Congressman Richmond released the following letter:
December 21, 2012
Secretary Bruce Greenstein
Louisiana Department of Health and Hospitals
628 N. 4th Street
Baton Rouge, LA 70802
Dear Secretary Greenstein,
I write today to request details on the Jindal Administration's plan for ensuring financially disadvantaged Louisianans have access to critical health care should it persist in rejecting the Medicaid financing being offered under the Patient Protection and Affordable Care Act.
I have grave concerns that Gov. Jindal's announced Medicaid rejection strategy, coupled with his decision to close or weaken numerous health care facilities in the LSU system, will leave too many citizens without access to quality care. The strategy of forming public private partnerships as a means to reduce fiscal costs certainly reduces government expenditure, but it also poses serious risks to the health care delivery system that has developed in my district, and throughout the state, after Hurricane Katrina. The proposed cuts appear destined to endanger the system of public hospital and health center care. These institutions are responsible for the provision of the important outpatient care that hundreds of thousands turn to due to their limited financial means. By closing or shortening service hours or personnel at these facilities and rejecting the Medicaid expansion as mandated by the Affordable Care Act, the Jindal Administration is purposefully restricting access to quality care for lower income Louisianans. This appears to be a dangerous combination and the Administration owes the public an explanation as to how the proposed public private partnerships (PPP's) will ensure quality care access in an environment of reduced service and continued inability to cover the costs of care.
In hopes that we can work together to craft solutions to the health care problems our neighbors face I would like you to detail the Administration's plans related to the following important items:
Please provide specifics as to how the proposed PPP's will impact the low income population in Louisiana as well as how this proposed system is more efficient than combining the LSU public health system with the ACA Medicaid expansion to serve the 456,000 Louisianans left in the cold by the refusal to perform the ACA expansion.
What is the long term viability of the PPP's absent the Medicaid expansion? Given the demand for the services, how does the PPP, which contains a private enterprise, expect to be compensated in a way that is affordable for the state?
How many Lousianans do you anticipate will lose access to care under the Administration's proposed scenario, when compared to the status quo or to a possible Medicaid expansion?
Do you expect the current service levels to be fully retained so that the low-income residents in my district and others will continue to have access to care?
What will happen to the well performing network of community health centers and clinics that have ably filled the health care void for the underserved after Katrina?
The announced PPP's only cover three LSU hospitals.
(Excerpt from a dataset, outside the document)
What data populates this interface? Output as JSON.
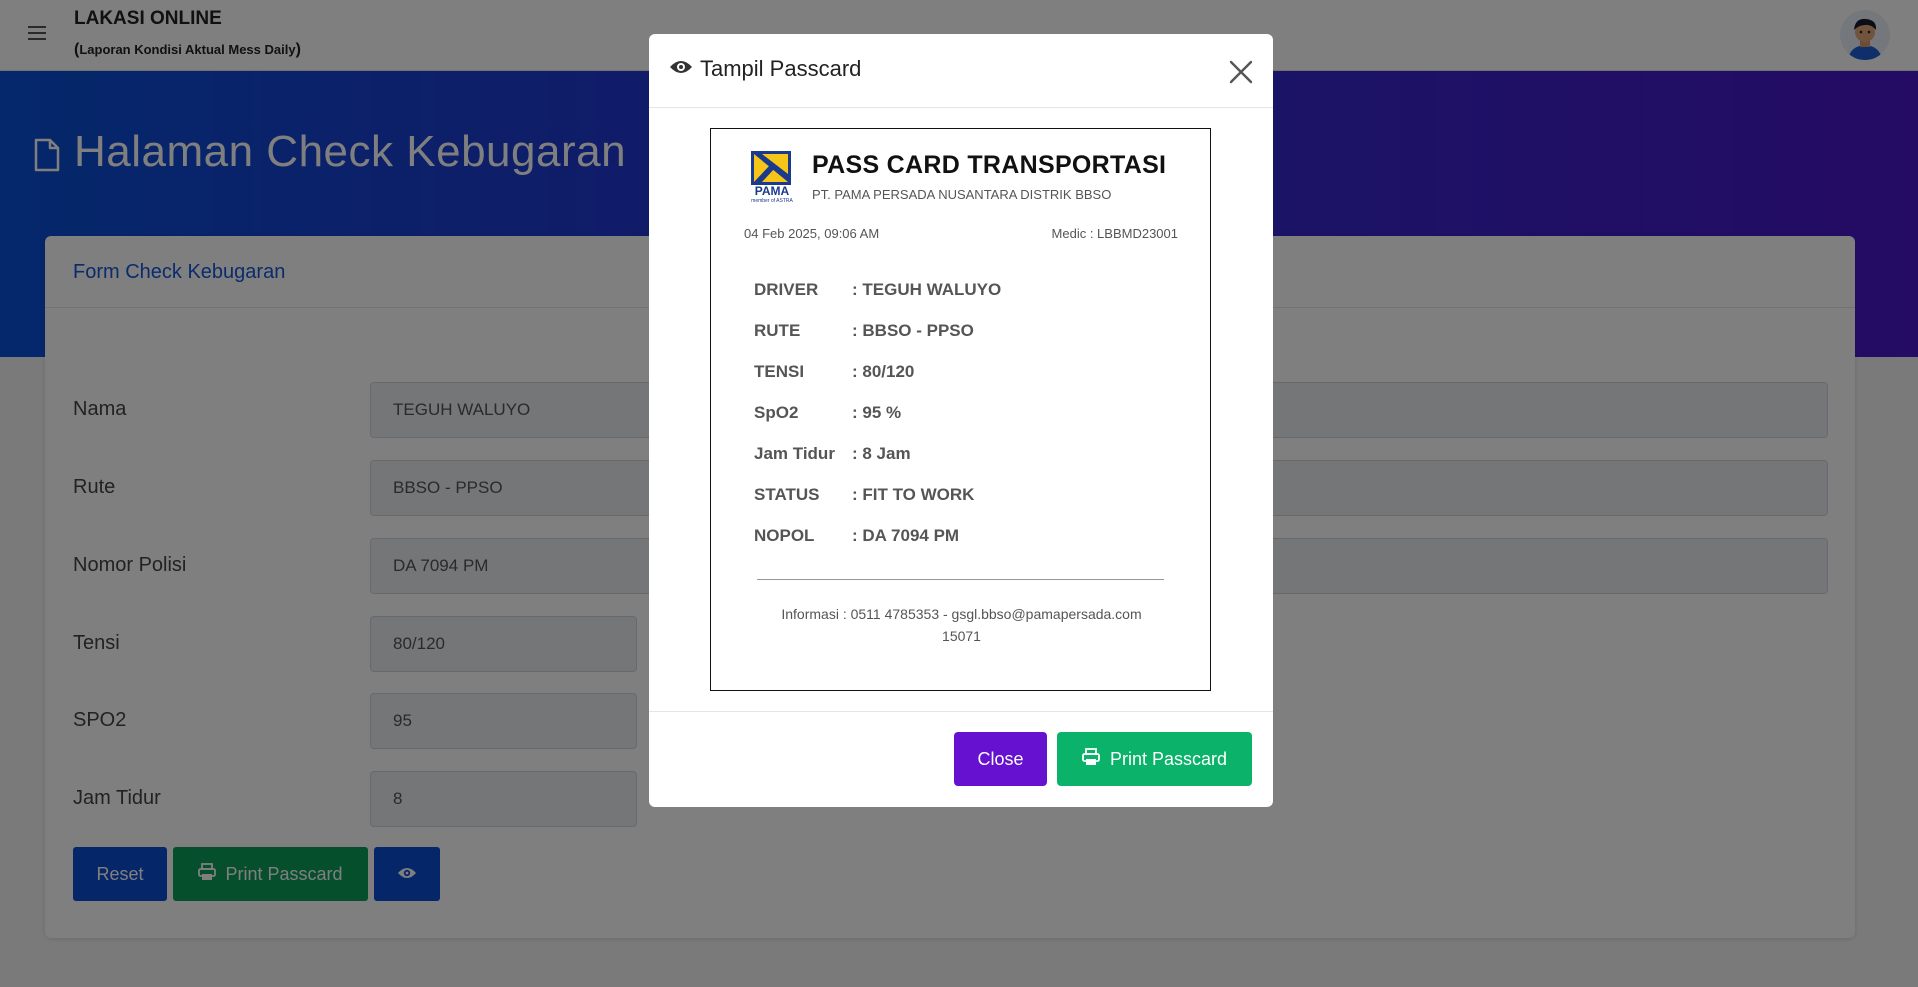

What are the Administration's plans for dealing with the rest of the hospitals in Louisiana's public health system?
I believe there is another path forward and I am hopeful that the Jindal Administration will do what is right to find savings elsewhere in the budget or agree to revenue increases in order to preserve the current levels of care in the LSU public hospital system and to pay for the very modest contribution required to expand Medicaid to the hundreds of thousands of Louisiana residents that currently do not qualify. Most credible estimates show that Louisiana would have to pay a little more than $1 billion over 10 years to implement the Medicaid expansion. Even your own liberal estimates of the cost put the ten year costs just under $2 billion. This is a small price to pay so that half a million people can receive the primary care they deserve as human beings.
Apart from the obvious moral and human benefits to the Medicaid expansion, the move would have fiscal benefits as well. Over the first decade of its operation, Louisiana would bear only 7% of the overall costs of the Medicaid expansion, with the federal government paying for 100 percent of the cost for the first three years. This will improve the state's fiscal position by creating tax revenues from transactions with entities and persons associated with health care such as hospitals, doctors, pharmacies and other businesses. Additionally, the Medicaid expansion would decrease the uncompensated costs to the state for acute hospital care as a larger insured population would seek preventative care, which is ultimately cheaper than emergency care. Finally, the Medicaid expansion would decrease state costs for mental health care provision, an area in which we can do much better in Louisiana. With the federal government shouldering the overwhelming majority of these costs, Louisiana actually saves money in the long run, while providing sorely needed care for half a million people. I urge you to reconsider your course for moral and fiscal reasons.
If your Administration persists according to the current trajectory, the least you can do is be frank with the public about the likely impact of your decisions. These are matters of life and death and I demand answers and explanations of the plan to ensure that the lower income voters understand their future options. The hard working people of Louisiana deserve to have a government that is concerned with their well-being and I urge you to do right by them.
Cedric L. Richmond
Member of Congress